It was approaching noon by now and these novice Shinkansen-ers were ready for lunch. My aunt had the most interesting lunch, with 8 or 9 different items and mine had 4. Both of us ate (with chopsticks) and enjoyed everything in our bento boxes – what fun! And I think the sandwich-eater enjoyed his lunch too (oops)! There was other fare offered by an attendant on the train, although I am told, at quite expensive prices.
We arrived at Kyoto station on time and proceeded to find out way to the hotel. It was a team effort and without much trouble, we located the exit we were to take. Our hotel was supposed to be close to the train station and we were about to find out. Walking outside in the pre-typhoon humidity, I surveyed the crowd for someone who I thought looked like they could help us. So I asked a young lady (turned out to be a college student) for help. I told her the name of our hotel, and she wasn’t sure she knew where it was. She consulted her cell phone and pointed to the right. I thanked her, thinking she would continue on her way. She did not. She walked us to our hotel! I shouldn’t have been surprised but I still am. The kindness, courtesy and helpfulness of the Japanese people still amaze me.
We had to wait a bit to check in, but we made the most of it and took the opportunity to people watch and relax in the lobby cafe. We checked in, got settled in our room and had dinner.
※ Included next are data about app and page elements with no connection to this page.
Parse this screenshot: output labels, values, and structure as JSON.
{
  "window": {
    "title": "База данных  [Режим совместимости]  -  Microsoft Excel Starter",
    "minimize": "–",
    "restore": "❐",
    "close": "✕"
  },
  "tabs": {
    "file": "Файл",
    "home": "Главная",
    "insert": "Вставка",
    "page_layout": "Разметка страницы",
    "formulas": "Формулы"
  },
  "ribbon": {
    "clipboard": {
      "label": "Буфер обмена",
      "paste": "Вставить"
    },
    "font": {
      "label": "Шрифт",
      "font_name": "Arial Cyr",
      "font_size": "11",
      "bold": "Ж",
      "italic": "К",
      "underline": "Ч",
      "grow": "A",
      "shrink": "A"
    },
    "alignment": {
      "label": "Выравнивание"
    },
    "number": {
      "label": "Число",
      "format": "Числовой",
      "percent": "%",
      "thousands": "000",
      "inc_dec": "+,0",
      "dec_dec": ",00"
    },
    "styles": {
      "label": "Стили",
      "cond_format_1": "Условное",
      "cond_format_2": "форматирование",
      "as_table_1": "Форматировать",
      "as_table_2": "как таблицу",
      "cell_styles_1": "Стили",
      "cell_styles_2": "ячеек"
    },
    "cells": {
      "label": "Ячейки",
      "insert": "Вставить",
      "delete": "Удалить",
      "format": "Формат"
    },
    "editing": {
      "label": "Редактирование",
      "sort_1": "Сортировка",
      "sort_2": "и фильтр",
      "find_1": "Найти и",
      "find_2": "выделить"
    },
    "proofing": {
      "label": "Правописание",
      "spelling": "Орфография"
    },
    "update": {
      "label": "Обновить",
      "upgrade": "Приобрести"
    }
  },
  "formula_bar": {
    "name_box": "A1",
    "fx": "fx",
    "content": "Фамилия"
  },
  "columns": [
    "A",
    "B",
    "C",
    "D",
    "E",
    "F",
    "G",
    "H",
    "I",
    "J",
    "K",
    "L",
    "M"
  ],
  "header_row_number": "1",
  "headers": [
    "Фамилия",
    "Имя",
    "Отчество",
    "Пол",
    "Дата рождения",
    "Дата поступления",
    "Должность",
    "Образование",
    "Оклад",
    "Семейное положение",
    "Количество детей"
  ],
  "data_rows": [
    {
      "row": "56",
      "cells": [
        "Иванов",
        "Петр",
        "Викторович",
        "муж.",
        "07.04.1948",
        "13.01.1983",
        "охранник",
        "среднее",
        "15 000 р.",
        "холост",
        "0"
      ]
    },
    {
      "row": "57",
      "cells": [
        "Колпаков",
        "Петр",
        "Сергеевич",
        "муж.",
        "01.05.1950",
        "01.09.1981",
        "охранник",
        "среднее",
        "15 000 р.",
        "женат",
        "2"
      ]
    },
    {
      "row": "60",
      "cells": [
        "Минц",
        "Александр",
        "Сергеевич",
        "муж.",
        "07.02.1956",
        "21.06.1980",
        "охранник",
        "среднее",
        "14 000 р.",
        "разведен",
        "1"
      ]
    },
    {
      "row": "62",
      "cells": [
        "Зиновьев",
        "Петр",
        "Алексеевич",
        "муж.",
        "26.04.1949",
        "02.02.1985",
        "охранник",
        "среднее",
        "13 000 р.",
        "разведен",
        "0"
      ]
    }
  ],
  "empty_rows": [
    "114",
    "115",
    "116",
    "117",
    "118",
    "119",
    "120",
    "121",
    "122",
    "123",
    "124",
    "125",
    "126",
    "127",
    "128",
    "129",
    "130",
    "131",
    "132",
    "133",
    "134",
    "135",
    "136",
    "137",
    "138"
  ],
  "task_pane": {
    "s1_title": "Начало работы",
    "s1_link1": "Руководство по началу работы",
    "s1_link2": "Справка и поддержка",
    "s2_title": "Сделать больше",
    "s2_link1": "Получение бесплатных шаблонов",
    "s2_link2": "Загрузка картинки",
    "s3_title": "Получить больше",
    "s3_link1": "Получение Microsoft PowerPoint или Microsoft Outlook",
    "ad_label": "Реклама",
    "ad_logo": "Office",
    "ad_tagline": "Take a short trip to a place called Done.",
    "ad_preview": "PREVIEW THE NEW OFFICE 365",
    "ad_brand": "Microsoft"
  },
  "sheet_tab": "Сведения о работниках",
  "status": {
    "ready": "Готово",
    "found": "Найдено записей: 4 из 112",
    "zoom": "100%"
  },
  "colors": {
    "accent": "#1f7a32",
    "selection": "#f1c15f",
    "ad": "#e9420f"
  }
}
We had not heard anything from our tour company and went to bed hoping that the typhoon that was to come through that night would not result in our tour being cancelled. I went to bed and dreamed of typhoons…